ROOT CAUSE #3: Christianity as a religion vs. Judaism as an evolving religious civilization
“When they come for my people, I’d ask that you pay attention,” one Jewish partner said drolly to his non-Jewish girlfriend after the shooting in Pittsburgh a few years ago. She turned to him, gape-mouthed. “Why would this shooting matter more than any other mass shooting? In all the years we’ve been together, I’ve never seen you step foot in a synagogue!”
Because Christianity is the prevailing cultural force in the US, most Americans have absorbed its definition of what Judaism is– more or less Christianity minus Jesus. So, if you don’t do Jewish, then, to a certain extent, you aren’t Jewish. But Judaism functions differently than Christianity because it is not only a faith tradition. It is also a people, a nation, a culture, an ancestry and a permeable tribe. This was an insight offered by Dr. Mordecai Kaplan, the founder of Reconstructionist Judaism, in the early 20th century and it largely captures the ethos of American Jewish communal life to the present day.
That Judaism is more than a religion is behind the most oft-asked question from non-Jews about their Jewish partner: This person does not believe in God and makes a point of eating ham-and-cheese sandwiches on Yom Kippur. Why do they insist on having Jewish children?
I’ve often found the answer Jewish partners give is “because.” And that’s not fair. Jews need to be able to articulate what connects them to Judaism besides their parents and grandparents, and even besides antisemitism. If they can’t, then they don’t have the right to demand anything of their non-Jewish partner. But they are lucky, because there are just so many reasons, including and beyond religion, to be proud to be part of the Jewish people.
ROOT CAUSE #4: Don’t take your issues out on your religion
All couples have issues to work out. Sometimes they rear their head in a fight over laundry; sometimes the disagreement is over money. Most disagreements are not only about the presenting issue (you don’t do the dishes) but also about an underlying one, as well (I don’t feel heard by you).
Conversations around religion are no different.
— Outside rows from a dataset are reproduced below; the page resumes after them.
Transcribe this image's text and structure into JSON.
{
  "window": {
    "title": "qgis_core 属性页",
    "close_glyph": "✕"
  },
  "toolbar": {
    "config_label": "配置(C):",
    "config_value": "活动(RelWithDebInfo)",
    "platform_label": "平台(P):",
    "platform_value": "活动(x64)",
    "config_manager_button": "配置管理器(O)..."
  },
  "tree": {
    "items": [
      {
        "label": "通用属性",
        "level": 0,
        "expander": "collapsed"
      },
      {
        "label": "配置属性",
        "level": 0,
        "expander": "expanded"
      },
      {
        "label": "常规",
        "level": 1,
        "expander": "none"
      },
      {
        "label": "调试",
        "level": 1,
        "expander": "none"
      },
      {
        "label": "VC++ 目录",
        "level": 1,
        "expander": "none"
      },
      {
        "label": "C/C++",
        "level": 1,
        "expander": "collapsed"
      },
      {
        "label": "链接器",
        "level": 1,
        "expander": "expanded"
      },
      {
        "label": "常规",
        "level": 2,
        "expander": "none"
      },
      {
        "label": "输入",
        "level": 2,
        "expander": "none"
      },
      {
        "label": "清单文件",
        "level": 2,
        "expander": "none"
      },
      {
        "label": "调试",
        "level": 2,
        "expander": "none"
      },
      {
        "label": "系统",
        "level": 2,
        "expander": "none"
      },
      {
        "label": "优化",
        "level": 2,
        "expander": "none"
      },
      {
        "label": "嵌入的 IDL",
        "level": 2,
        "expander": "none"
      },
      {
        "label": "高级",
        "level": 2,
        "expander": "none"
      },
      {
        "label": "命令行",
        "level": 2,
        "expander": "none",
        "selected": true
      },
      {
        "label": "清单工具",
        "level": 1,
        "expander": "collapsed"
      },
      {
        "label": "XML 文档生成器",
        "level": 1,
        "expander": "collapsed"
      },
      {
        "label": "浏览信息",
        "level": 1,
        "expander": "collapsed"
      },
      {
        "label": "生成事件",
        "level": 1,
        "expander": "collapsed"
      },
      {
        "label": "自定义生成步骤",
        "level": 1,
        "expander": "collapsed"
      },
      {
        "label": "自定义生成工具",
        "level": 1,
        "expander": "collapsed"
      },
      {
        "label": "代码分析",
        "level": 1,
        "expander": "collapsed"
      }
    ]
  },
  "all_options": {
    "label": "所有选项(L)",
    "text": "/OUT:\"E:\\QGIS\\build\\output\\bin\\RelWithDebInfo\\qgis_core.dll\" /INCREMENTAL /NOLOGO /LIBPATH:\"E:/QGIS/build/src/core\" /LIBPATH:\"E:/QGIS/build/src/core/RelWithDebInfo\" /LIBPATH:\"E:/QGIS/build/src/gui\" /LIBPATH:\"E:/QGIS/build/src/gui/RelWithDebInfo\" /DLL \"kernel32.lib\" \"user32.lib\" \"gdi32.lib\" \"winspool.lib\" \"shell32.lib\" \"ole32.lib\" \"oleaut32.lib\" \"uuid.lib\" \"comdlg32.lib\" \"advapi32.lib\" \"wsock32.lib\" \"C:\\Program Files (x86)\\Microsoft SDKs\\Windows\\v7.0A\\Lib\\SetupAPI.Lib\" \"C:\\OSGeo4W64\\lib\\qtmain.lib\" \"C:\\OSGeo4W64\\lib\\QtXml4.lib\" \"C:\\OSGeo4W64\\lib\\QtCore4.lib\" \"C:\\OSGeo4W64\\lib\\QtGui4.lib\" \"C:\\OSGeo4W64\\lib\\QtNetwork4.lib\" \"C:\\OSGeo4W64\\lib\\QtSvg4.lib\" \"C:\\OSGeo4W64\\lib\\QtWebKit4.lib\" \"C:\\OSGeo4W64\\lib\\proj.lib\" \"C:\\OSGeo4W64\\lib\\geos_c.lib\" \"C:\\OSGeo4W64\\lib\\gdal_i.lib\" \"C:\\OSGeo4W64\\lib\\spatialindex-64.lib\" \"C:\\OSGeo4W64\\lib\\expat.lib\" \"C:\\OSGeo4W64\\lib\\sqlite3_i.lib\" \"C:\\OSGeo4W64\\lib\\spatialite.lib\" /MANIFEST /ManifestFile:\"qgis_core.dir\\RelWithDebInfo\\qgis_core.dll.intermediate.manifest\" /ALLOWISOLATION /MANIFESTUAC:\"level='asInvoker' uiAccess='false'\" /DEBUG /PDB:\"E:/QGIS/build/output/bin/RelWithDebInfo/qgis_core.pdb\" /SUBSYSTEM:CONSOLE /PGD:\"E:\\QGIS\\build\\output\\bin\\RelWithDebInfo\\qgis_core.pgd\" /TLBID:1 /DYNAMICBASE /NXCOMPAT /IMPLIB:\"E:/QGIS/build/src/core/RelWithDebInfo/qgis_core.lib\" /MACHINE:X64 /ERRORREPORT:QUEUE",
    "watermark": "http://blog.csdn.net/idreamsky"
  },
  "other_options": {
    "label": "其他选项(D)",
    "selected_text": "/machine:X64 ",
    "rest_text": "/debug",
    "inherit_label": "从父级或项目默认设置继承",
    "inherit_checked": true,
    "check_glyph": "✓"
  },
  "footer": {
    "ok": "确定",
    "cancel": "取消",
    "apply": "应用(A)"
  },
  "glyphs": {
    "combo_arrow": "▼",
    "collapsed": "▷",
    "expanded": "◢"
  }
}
Presenting issues can be rooted in more deep-seated ones, such as difficulty communicating, narcissism, or more general incompatibility.
Listening to and truly comprehending another human being’s needs is among the most important things we can do. While it is much easier to work on the specific, practical compromises (I’ll come with you to church twice a year) rather than subjective, feelings-based conversations (I feel lonely when I go to church, even when you’re sitting next to me), the latter will go a longer way in keeping a couple connected and happy.
Gaining insight into what each partner needs is messy and time-consuming, and many young couples already feel tired and overwhelmed. But if they care about truly understanding their partner–in other words, actually being a partner, and not just a roommate–they need to figure it out. Doing so will be to the benefit of the couple, of course. But it also will benefit the Jewish people as a whole, as issues that might have been blamed on religious differences will now be revealed as something else entirely.
Rabbi Shira Stutman was the founding rabbi of Sixth & I in Washington DC. In January, she and the actor, Joshua Malina, launched the PRX podcast Chutzpod, which aims to provide Jewish answers to life’s contemporary questions and help listeners build lives of meaning. In addition, Shira is also the founder of Mixed Multitudes, an organization that exposes diverse groups of Jews and fellow travelers to the beauty and power of Jewish life, tradition, and conversation.